Would you give the listing again exactly, without its images?

+ + +

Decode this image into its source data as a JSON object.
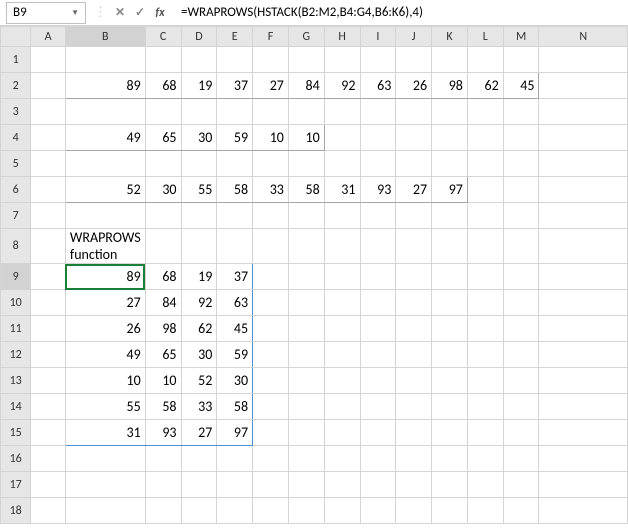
{
  "nameBox": "B9",
  "formula": "=WRAPROWS(HSTACK(B2:M2,B4:G4,B6:K6),4)",
  "columns": [
    "A",
    "B",
    "C",
    "D",
    "E",
    "F",
    "G",
    "H",
    "I",
    "J",
    "K",
    "L",
    "M",
    "N"
  ],
  "colWidths": {
    "default": 37,
    "N": 96
  },
  "rowCount": 18,
  "activeCell": {
    "row": 9,
    "col": "B"
  },
  "label": {
    "row": 8,
    "col": "B",
    "text": "WRAPROWS function"
  },
  "dataRanges": [
    {
      "row": 2,
      "cols": [
        "B",
        "C",
        "D",
        "E",
        "F",
        "G",
        "H",
        "I",
        "J",
        "K",
        "L",
        "M"
      ],
      "vals": [
        89,
        68,
        19,
        37,
        27,
        84,
        92,
        63,
        26,
        98,
        62,
        45
      ],
      "bordered": true
    },
    {
      "row": 4,
      "cols": [
        "B",
        "C",
        "D",
        "E",
        "F",
        "G"
      ],
      "vals": [
        49,
        65,
        30,
        59,
        10,
        10
      ],
      "bordered": true
    },
    {
      "row": 6,
      "cols": [
        "B",
        "C",
        "D",
        "E",
        "F",
        "G",
        "H",
        "I",
        "J",
        "K"
      ],
      "vals": [
        52,
        30,
        55,
        58,
        33,
        58,
        31,
        93,
        27,
        97
      ],
      "bordered": true
    }
  ],
  "spillRange": {
    "r1": 9,
    "r2": 15,
    "c1": "B",
    "c2": "E"
  },
  "spill": [
    {
      "row": 9,
      "cols": [
        "B",
        "C",
        "D",
        "E"
      ],
      "vals": [
        89,
        68,
        19,
        37
      ]
    },
    {
      "row": 10,
      "cols": [
        "B",
        "C",
        "D",
        "E"
      ],
      "vals": [
        27,
        84,
        92,
        63
      ]
    },
    {
      "row": 11,
      "cols": [
        "B",
        "C",
        "D",
        "E"
      ],
      "vals": [
        26,
        98,
        62,
        45
      ]
    },
    {
      "row": 12,
      "cols": [
        "B",
        "C",
        "D",
        "E"
      ],
      "vals": [
        49,
        65,
        30,
        59
      ]
    },
    {
      "row": 13,
      "cols": [
        "B",
        "C",
        "D",
        "E"
      ],
      "vals": [
        10,
        10,
        52,
        30
      ]
    },
    {
      "row": 14,
      "cols": [
        "B",
        "C",
        "D",
        "E"
      ],
      "vals": [
        55,
        58,
        33,
        58
      ]
    },
    {
      "row": 15,
      "cols": [
        "B",
        "C",
        "D",
        "E"
      ],
      "vals": [
        31,
        93,
        27,
        97
      ]
    }
  ],
  "chart_data": {
    "type": "table",
    "title": "WRAPROWS function",
    "inputs": {
      "range1": [
        89,
        68,
        19,
        37,
        27,
        84,
        92,
        63,
        26,
        98,
        62,
        45
      ],
      "range2": [
        49,
        65,
        30,
        59,
        10,
        10
      ],
      "range3": [
        52,
        30,
        55,
        58,
        33,
        58,
        31,
        93,
        27,
        97
      ]
    },
    "output": [
      [
        89,
        68,
        19,
        37
      ],
      [
        27,
        84,
        92,
        63
      ],
      [
        26,
        98,
        62,
        45
      ],
      [
        49,
        65,
        30,
        59
      ],
      [
        10,
        10,
        52,
        30
      ],
      [
        55,
        58,
        33,
        58
      ],
      [
        31,
        93,
        27,
        97
      ]
    ]
  }
}
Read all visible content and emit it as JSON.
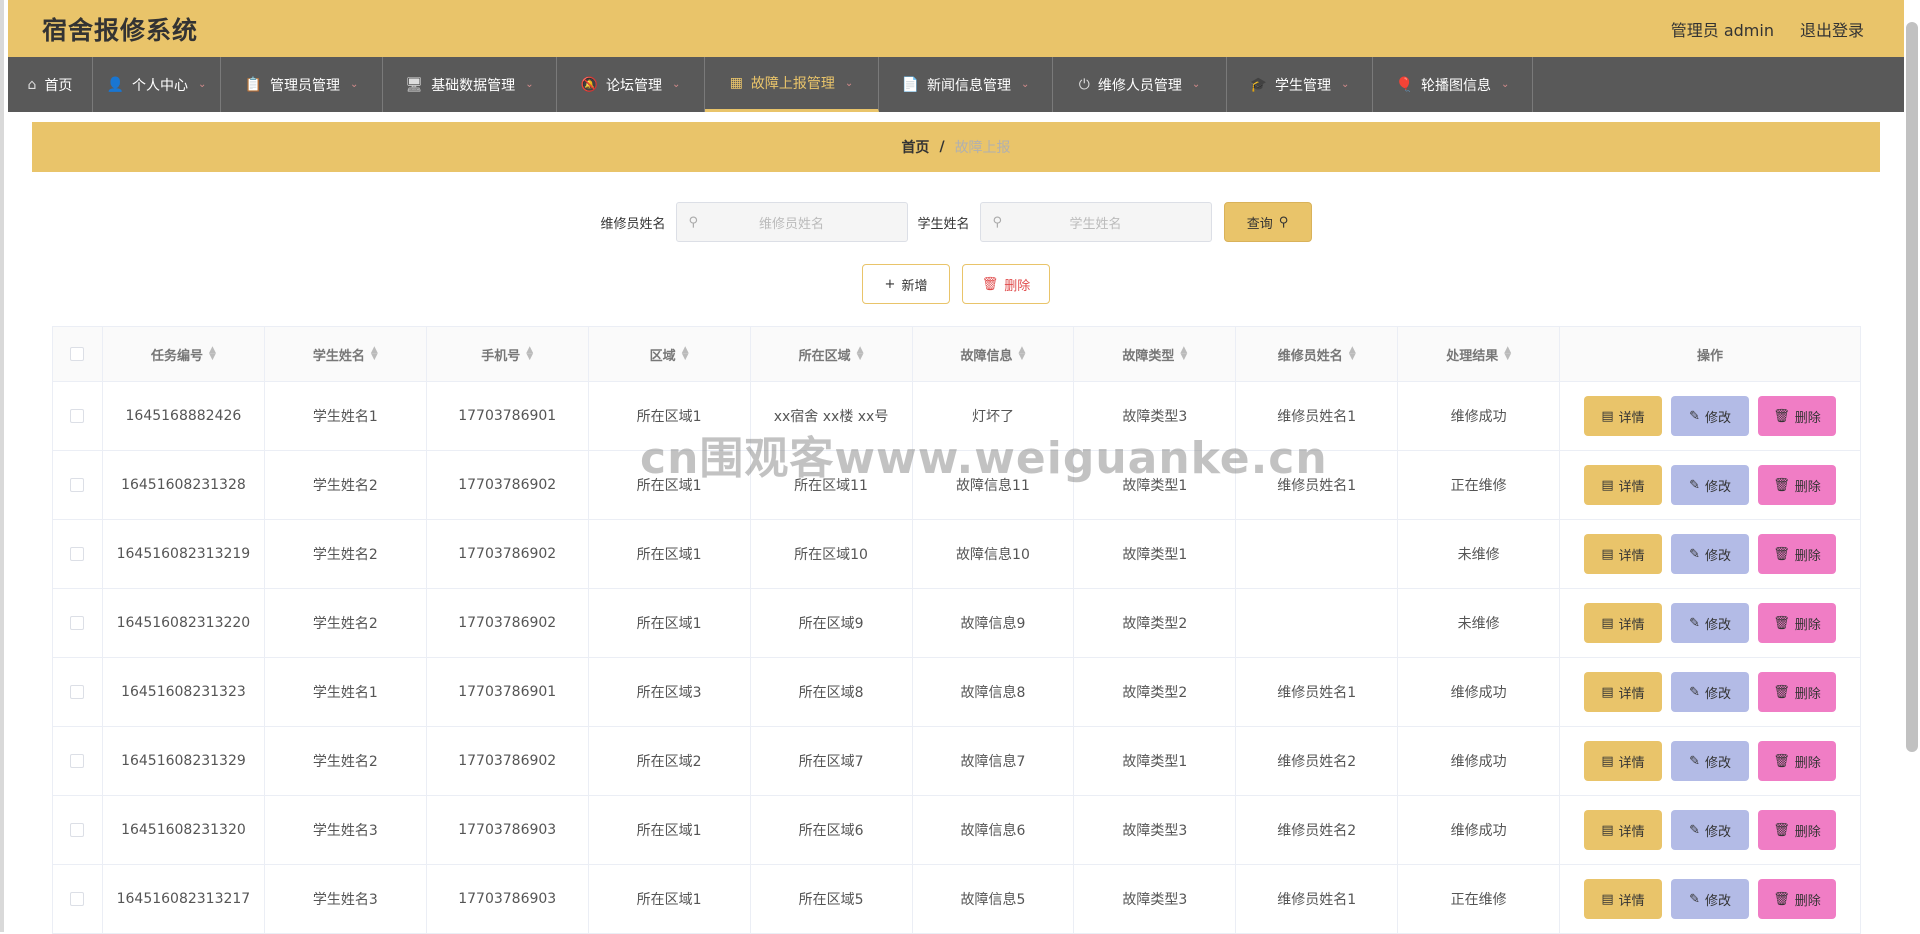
{
  "app": {
    "title": "宿舍报修系统",
    "user_label": "管理员 admin",
    "logout_label": "退出登录"
  },
  "nav": [
    {
      "label": "首页",
      "icon": "home-icon",
      "width": 85,
      "chev": false,
      "active": false
    },
    {
      "label": "个人中心",
      "icon": "person-icon",
      "width": 128,
      "chev": true,
      "active": false
    },
    {
      "label": "管理员管理",
      "icon": "clipboard-icon",
      "width": 162,
      "chev": true,
      "active": false
    },
    {
      "label": "基础数据管理",
      "icon": "monitor-icon",
      "width": 174,
      "chev": true,
      "active": false
    },
    {
      "label": "论坛管理",
      "icon": "bell-off-icon",
      "width": 148,
      "chev": true,
      "active": false
    },
    {
      "label": "故障上报管理",
      "icon": "grid-icon",
      "width": 174,
      "chev": true,
      "active": true
    },
    {
      "label": "新闻信息管理",
      "icon": "document-icon",
      "width": 174,
      "chev": true,
      "active": false
    },
    {
      "label": "维修人员管理",
      "icon": "power-icon",
      "width": 174,
      "chev": true,
      "active": false
    },
    {
      "label": "学生管理",
      "icon": "student-icon",
      "width": 146,
      "chev": true,
      "active": false
    },
    {
      "label": "轮播图信息",
      "icon": "balloon-icon",
      "width": 160,
      "chev": true,
      "active": false
    }
  ],
  "breadcrumb": {
    "home": "首页",
    "separator": "/",
    "current": "故障上报"
  },
  "search": {
    "repairer_label": "维修员姓名",
    "repairer_placeholder": "维修员姓名",
    "student_label": "学生姓名",
    "student_placeholder": "学生姓名",
    "query_label": "查询"
  },
  "actions": {
    "add_label": "新增",
    "delete_label": "删除"
  },
  "table": {
    "headers": [
      "任务编号",
      "学生姓名",
      "手机号",
      "区域",
      "所在区域",
      "故障信息",
      "故障类型",
      "维修员姓名",
      "处理结果"
    ],
    "ops_header": "操作",
    "op_labels": {
      "detail": "详情",
      "edit": "修改",
      "remove": "删除"
    },
    "rows": [
      [
        "1645168882426",
        "学生姓名1",
        "17703786901",
        "所在区域1",
        "xx宿舍 xx楼 xx号",
        "灯坏了",
        "故障类型3",
        "维修员姓名1",
        "维修成功"
      ],
      [
        "16451608231328",
        "学生姓名2",
        "17703786902",
        "所在区域1",
        "所在区域11",
        "故障信息11",
        "故障类型1",
        "维修员姓名1",
        "正在维修"
      ],
      [
        "164516082313219",
        "学生姓名2",
        "17703786902",
        "所在区域1",
        "所在区域10",
        "故障信息10",
        "故障类型1",
        "",
        "未维修"
      ],
      [
        "164516082313220",
        "学生姓名2",
        "17703786902",
        "所在区域1",
        "所在区域9",
        "故障信息9",
        "故障类型2",
        "",
        "未维修"
      ],
      [
        "16451608231323",
        "学生姓名1",
        "17703786901",
        "所在区域3",
        "所在区域8",
        "故障信息8",
        "故障类型2",
        "维修员姓名1",
        "维修成功"
      ],
      [
        "16451608231329",
        "学生姓名2",
        "17703786902",
        "所在区域2",
        "所在区域7",
        "故障信息7",
        "故障类型1",
        "维修员姓名2",
        "维修成功"
      ],
      [
        "16451608231320",
        "学生姓名3",
        "17703786903",
        "所在区域1",
        "所在区域6",
        "故障信息6",
        "故障类型3",
        "维修员姓名2",
        "维修成功"
      ],
      [
        "164516082313217",
        "学生姓名3",
        "17703786903",
        "所在区域1",
        "所在区域5",
        "故障信息5",
        "故障类型3",
        "维修员姓名1",
        "正在维修"
      ]
    ]
  },
  "watermark": "cn围观客www.weiguanke.cn",
  "colors": {
    "accent": "#e9c46a",
    "nav_bg": "#595959",
    "edit": "#b3bbe6",
    "remove": "#f07dc5"
  }
}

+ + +

Reply to the task:
Decode this image into its source data as a JSON object.
{
  "nameBox": "B9",
  "formula": "=WRAPROWS(HSTACK(B2:M2,B4:G4,B6:K6),4)",
  "columns": [
    "A",
    "B",
    "C",
    "D",
    "E",
    "F",
    "G",
    "H",
    "I",
    "J",
    "K",
    "L",
    "M",
    "N"
  ],
  "colWidths": {
    "default": 37,
    "N": 96
  },
  "rowCount": 18,
  "activeCell": {
    "row": 9,
    "col": "B"
  },
  "label": {
    "row": 8,
    "col": "B",
    "text": "WRAPROWS function"
  },
  "dataRanges": [
    {
      "row": 2,
      "cols": [
        "B",
        "C",
        "D",
        "E",
        "F",
        "G",
        "H",
        "I",
        "J",
        "K",
        "L",
        "M"
      ],
      "vals": [
        89,
        68,
        19,
        37,
        27,
        84,
        92,
        63,
        26,
        98,
        62,
        45
      ],
      "bordered": true
    },
    {
      "row": 4,
      "cols": [
        "B",
        "C",
        "D",
        "E",
        "F",
        "G"
      ],
      "vals": [
        49,
        65,
        30,
        59,
        10,
        10
      ],
      "bordered": true
    },
    {
      "row": 6,
      "cols": [
        "B",
        "C",
        "D",
        "E",
        "F",
        "G",
        "H",
        "I",
        "J",
        "K"
      ],
      "vals": [
        52,
        30,
        55,
        58,
        33,
        58,
        31,
        93,
        27,
        97
      ],
      "bordered": true
    }
  ],
  "spillRange": {
    "r1": 9,
    "r2": 15,
    "c1": "B",
    "c2": "E"
  },
  "spill": [
    {
      "row": 9,
      "cols": [
        "B",
        "C",
        "D",
        "E"
      ],
      "vals": [
        89,
        68,
        19,
        37
      ]
    },
    {
      "row": 10,
      "cols": [
        "B",
        "C",
        "D",
        "E"
      ],
      "vals": [
        27,
        84,
        92,
        63
      ]
    },
    {
      "row": 11,
      "cols": [
        "B",
        "C",
        "D",
        "E"
      ],
      "vals": [
        26,
        98,
        62,
        45
      ]
    },
    {
      "row": 12,
      "cols": [
        "B",
        "C",
        "D",
        "E"
      ],
      "vals": [
        49,
        65,
        30,
        59
      ]
    },
    {
      "row": 13,
      "cols": [
        "B",
        "C",
        "D",
        "E"
      ],
      "vals": [
        10,
        10,
        52,
        30
      ]
    },
    {
      "row": 14,
      "cols": [
        "B",
        "C",
        "D",
        "E"
      ],
      "vals": [
        55,
        58,
        33,
        58
      ]
    },
    {
      "row": 15,
      "cols": [
        "B",
        "C",
        "D",
        "E"
      ],
      "vals": [
        31,
        93,
        27,
        97
      ]
    }
  ],
  "chart_data": {
    "type": "table",
    "title": "WRAPROWS function",
    "inputs": {
      "range1": [
        89,
        68,
        19,
        37,
        27,
        84,
        92,
        63,
        26,
        98,
        62,
        45
      ],
      "range2": [
        49,
        65,
        30,
        59,
        10,
        10
      ],
      "range3": [
        52,
        30,
        55,
        58,
        33,
        58,
        31,
        93,
        27,
        97
      ]
    },
    "output": [
      [
        89,
        68,
        19,
        37
      ],
      [
        27,
        84,
        92,
        63
      ],
      [
        26,
        98,
        62,
        45
      ],
      [
        49,
        65,
        30,
        59
      ],
      [
        10,
        10,
        52,
        30
      ],
      [
        55,
        58,
        33,
        58
      ],
      [
        31,
        93,
        27,
        97
      ]
    ]
  }
}
Read all visible content and emit it as JSON.
{
  "app": {
    "title": "宿舍报修系统",
    "user_label": "管理员 admin",
    "logout_label": "退出登录"
  },
  "nav": [
    {
      "label": "首页",
      "icon": "home-icon",
      "width": 85,
      "chev": false,
      "active": false
    },
    {
      "label": "个人中心",
      "icon": "person-icon",
      "width": 128,
      "chev": true,
      "active": false
    },
    {
      "label": "管理员管理",
      "icon": "clipboard-icon",
      "width": 162,
      "chev": true,
      "active": false
    },
    {
      "label": "基础数据管理",
      "icon": "monitor-icon",
      "width": 174,
      "chev": true,
      "active": false
    },
    {
      "label": "论坛管理",
      "icon": "bell-off-icon",
      "width": 148,
      "chev": true,
      "active": false
    },
    {
      "label": "故障上报管理",
      "icon": "grid-icon",
      "width": 174,
      "chev": true,
      "active": true
    },
    {
      "label": "新闻信息管理",
      "icon": "document-icon",
      "width": 174,
      "chev": true,
      "active": false
    },
    {
      "label": "维修人员管理",
      "icon": "power-icon",
      "width": 174,
      "chev": true,
      "active": false
    },
    {
      "label": "学生管理",
      "icon": "student-icon",
      "width": 146,
      "chev": true,
      "active": false
    },
    {
      "label": "轮播图信息",
      "icon": "balloon-icon",
      "width": 160,
      "chev": true,
      "active": false
    }
  ],
  "breadcrumb": {
    "home": "首页",
    "separator": "/",
    "current": "故障上报"
  },
  "search": {
    "repairer_label": "维修员姓名",
    "repairer_placeholder": "维修员姓名",
    "student_label": "学生姓名",
    "student_placeholder": "学生姓名",
    "query_label": "查询"
  },
  "actions": {
    "add_label": "新增",
    "delete_label": "删除"
  },
  "table": {
    "headers": [
      "任务编号",
      "学生姓名",
      "手机号",
      "区域",
      "所在区域",
      "故障信息",
      "故障类型",
      "维修员姓名",
      "处理结果"
    ],
    "ops_header": "操作",
    "op_labels": {
      "detail": "详情",
      "edit": "修改",
      "remove": "删除"
    },
    "rows": [
      [
        "1645168882426",
        "学生姓名1",
        "17703786901",
        "所在区域1",
        "xx宿舍 xx楼 xx号",
        "灯坏了",
        "故障类型3",
        "维修员姓名1",
        "维修成功"
      ],
      [
        "16451608231328",
        "学生姓名2",
        "17703786902",
        "所在区域1",
        "所在区域11",
        "故障信息11",
        "故障类型1",
        "维修员姓名1",
        "正在维修"
      ],
      [
        "164516082313219",
        "学生姓名2",
        "17703786902",
        "所在区域1",
        "所在区域10",
        "故障信息10",
        "故障类型1",
        "",
        "未维修"
      ],
      [
        "164516082313220",
        "学生姓名2",
        "17703786902",
        "所在区域1",
        "所在区域9",
        "故障信息9",
        "故障类型2",
        "",
        "未维修"
      ],
      [
        "16451608231323",
        "学生姓名1",
        "17703786901",
        "所在区域3",
        "所在区域8",
        "故障信息8",
        "故障类型2",
        "维修员姓名1",
        "维修成功"
      ],
      [
        "16451608231329",
        "学生姓名2",
        "17703786902",
        "所在区域2",
        "所在区域7",
        "故障信息7",
        "故障类型1",
        "维修员姓名2",
        "维修成功"
      ],
      [
        "16451608231320",
        "学生姓名3",
        "17703786903",
        "所在区域1",
        "所在区域6",
        "故障信息6",
        "故障类型3",
        "维修员姓名2",
        "维修成功"
      ],
      [
        "164516082313217",
        "学生姓名3",
        "17703786903",
        "所在区域1",
        "所在区域5",
        "故障信息5",
        "故障类型3",
        "维修员姓名1",
        "正在维修"
      ]
    ]
  },
  "watermark": "cn围观客www.weiguanke.cn",
  "colors": {
    "accent": "#e9c46a",
    "nav_bg": "#595959",
    "edit": "#b3bbe6",
    "remove": "#f07dc5"
  }
}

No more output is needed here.